“Despite having issued 121 formal warnings, and served 12 noise abatement notices to resolve noise cases during this period, NET had evidence that some people have failed to keep the noise down,” it adds.
“In these extreme cases, faced with long delays for a court hearing, enforcement officers have been requesting warrants to search properties and remove the equipment making the noise.”
The post, dated 28 July, says officers have carried out “four separate seizures in Bristol since lockdown alone—the most recent took place yesterday. We are seeking warrants for two more.”
It adds that to help investigations, complainants are offered the Noise App, which they can download onto a smartphone or other device and use to record evidence to support their complaint, “reducing the need for council officers to do home visits during the pandemic.”
According to the Facebook post, people can report a noise complaint by calling 0117 922 2500*. Complaints can also be entered online at https://www.bristol.gov.uk/pests-pollution-noise-food/noise. (*This number doesn’t appear on the complaints page.)
The post doesn’t say how the figure of more than 650 complaints compares with the same period a year earlier. It also doesn’t break down the total by geography or any other category, so it’s unclear whether the numbers include the recent dramatic rise in noise disturbance in areas of North Bristol that have large student populations.
In terms of outcomes, the figure of 121 formal warnings represents less than 20% of the total, and the 12 noise abatement notices served is less than 2%.
Relatively few cases of student noise are likely to meet the NET’s criteria for investigation. Its noise complaints page, at the link above, says it can’t investigate noise in the street, such as shouting, so “passing noise”, possibly the largest category of disturbance, is not regarded as a council matter.
In a prominent grey box, the council also states:
"We can only investigate a noise complaint if:
the noise happens regularly
you've filled in a 14 day noise diary
"We can't investigate:
one off complaints
noise that's happening now, unless it's from a burglar alarm or car alarm"

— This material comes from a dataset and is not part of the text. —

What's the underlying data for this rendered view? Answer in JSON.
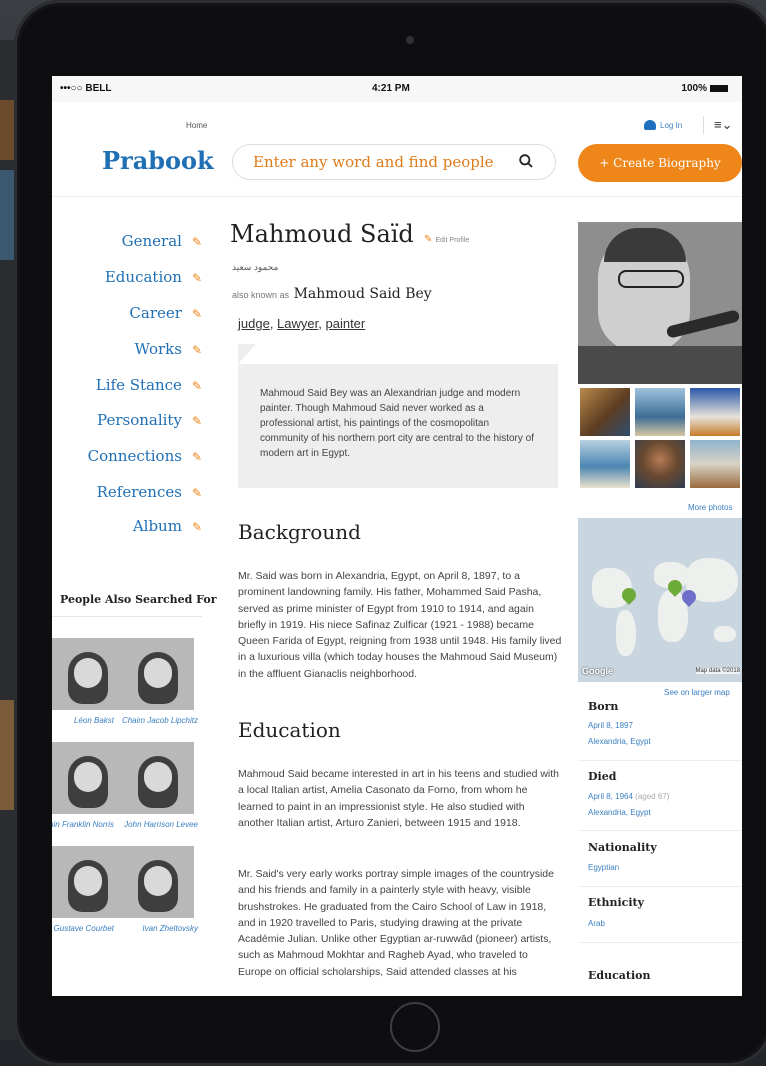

In past email correspondence, the NET has indicated that student parties are regarded as “one-off events” unless they occur in a pattern of repeated disturbance from the same address.
The Facebook post is accompanied by a photograph of confiscated loudspeakers and other sound equipment.

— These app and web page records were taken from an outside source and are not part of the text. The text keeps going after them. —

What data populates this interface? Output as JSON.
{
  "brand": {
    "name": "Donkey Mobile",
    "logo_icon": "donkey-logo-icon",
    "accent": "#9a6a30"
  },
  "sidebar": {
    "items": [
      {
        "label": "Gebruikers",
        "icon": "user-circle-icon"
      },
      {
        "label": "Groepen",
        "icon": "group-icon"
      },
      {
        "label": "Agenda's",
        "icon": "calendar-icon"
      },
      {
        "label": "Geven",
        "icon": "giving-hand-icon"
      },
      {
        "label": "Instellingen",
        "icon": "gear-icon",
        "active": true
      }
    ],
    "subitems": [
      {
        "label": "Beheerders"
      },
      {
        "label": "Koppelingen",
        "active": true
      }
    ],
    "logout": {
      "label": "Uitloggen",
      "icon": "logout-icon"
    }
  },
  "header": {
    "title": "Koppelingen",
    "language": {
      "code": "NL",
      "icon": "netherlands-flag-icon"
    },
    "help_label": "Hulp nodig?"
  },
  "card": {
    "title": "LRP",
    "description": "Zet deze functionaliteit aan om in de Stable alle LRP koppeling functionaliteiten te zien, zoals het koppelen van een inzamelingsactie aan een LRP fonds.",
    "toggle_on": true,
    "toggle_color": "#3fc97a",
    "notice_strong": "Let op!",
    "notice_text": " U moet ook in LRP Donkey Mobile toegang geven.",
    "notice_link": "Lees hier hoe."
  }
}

This picture originally appeared with a post in March, when the team said it had seized “a television, games console, 9x speakers & sound systems” from a property in Lockleaze, BS7.

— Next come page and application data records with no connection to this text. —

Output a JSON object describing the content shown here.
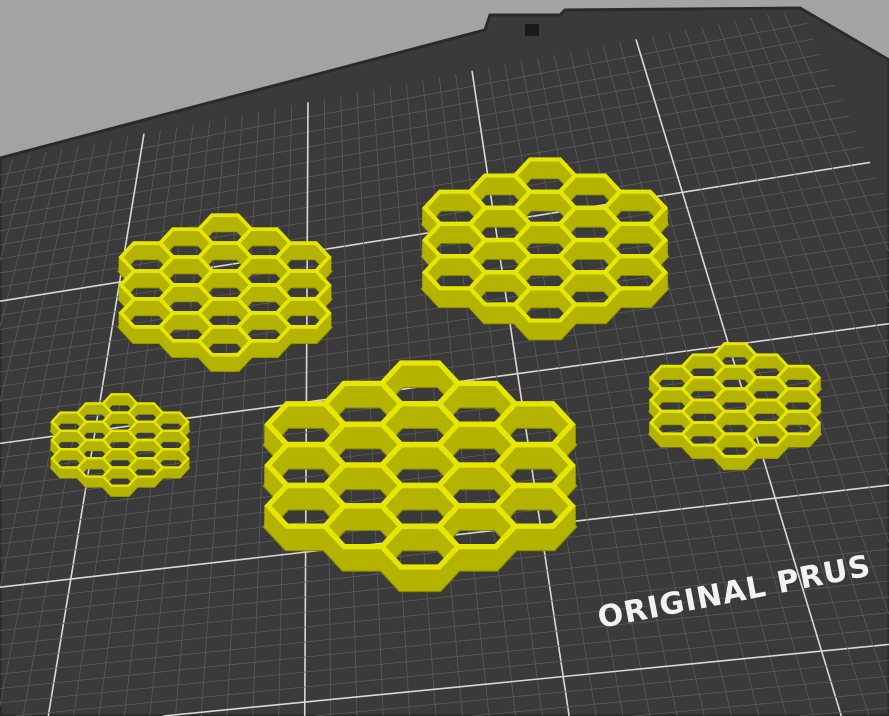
{
  "viewport": {
    "bed_label": "ORIGINAL PRUS",
    "colors": {
      "background": "#a3a3a3",
      "bed": "#3a3a3a",
      "bed_edge": "#2a2a2a",
      "grid_minor": "#5a5a5a",
      "grid_major": "#d8d8d8",
      "part_top": "#e6e600",
      "part_wall": "#b4b400",
      "part_shadow": "#8a8a00"
    },
    "objects": [
      {
        "name": "honeycomb-top-left",
        "rings": 2
      },
      {
        "name": "honeycomb-top-center",
        "rings": 2
      },
      {
        "name": "honeycomb-right",
        "rings": 2
      },
      {
        "name": "honeycomb-small-left",
        "rings": 2
      },
      {
        "name": "honeycomb-large-center",
        "rings": 2
      }
    ]
  }
}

The March post said: “Following reports made by local residents an abatement notice was served. Breaches of the notice were witnessed by officers & following an offer to voluntary surrender equipment a warrant to force entry & seize items was obtained.”
One enforcement action is known to have involved students. In a post on 14 February, the team said it had carried out a “voluntary seizure” at an address in Cotham, and displayed a photo of a loudspeaker.
The Noise App
“Following reports made by local residents, including one using the Noise App, an abatement notice was served,” it said. “Breaches of the abatement notice were evidenced & on informing the students of the breach the students voluntarily surrendered the large ‘party speaker’.”
No other details were provided.
Anyone can download the Noise App, produced by RHE Global, but it’s principally designed to work by sending the data you gather to your local authority’s account for follow-up and action. This is free of charge.
For it to work in this way, users will usually have first submitted a complaint to their council and been assigned a case officer, who will explain how to connect to the authority's Noise App account.
He or she will probably also provide guidance on how the app should be used in order to provide evidence which, if necessary, can be presented to a court.
The Noise App provides an option to create a personal account for private data gathering, for a small fee. But you would have to persuade the council to take on the case, or mount your own legal action, for this to produce an outcome.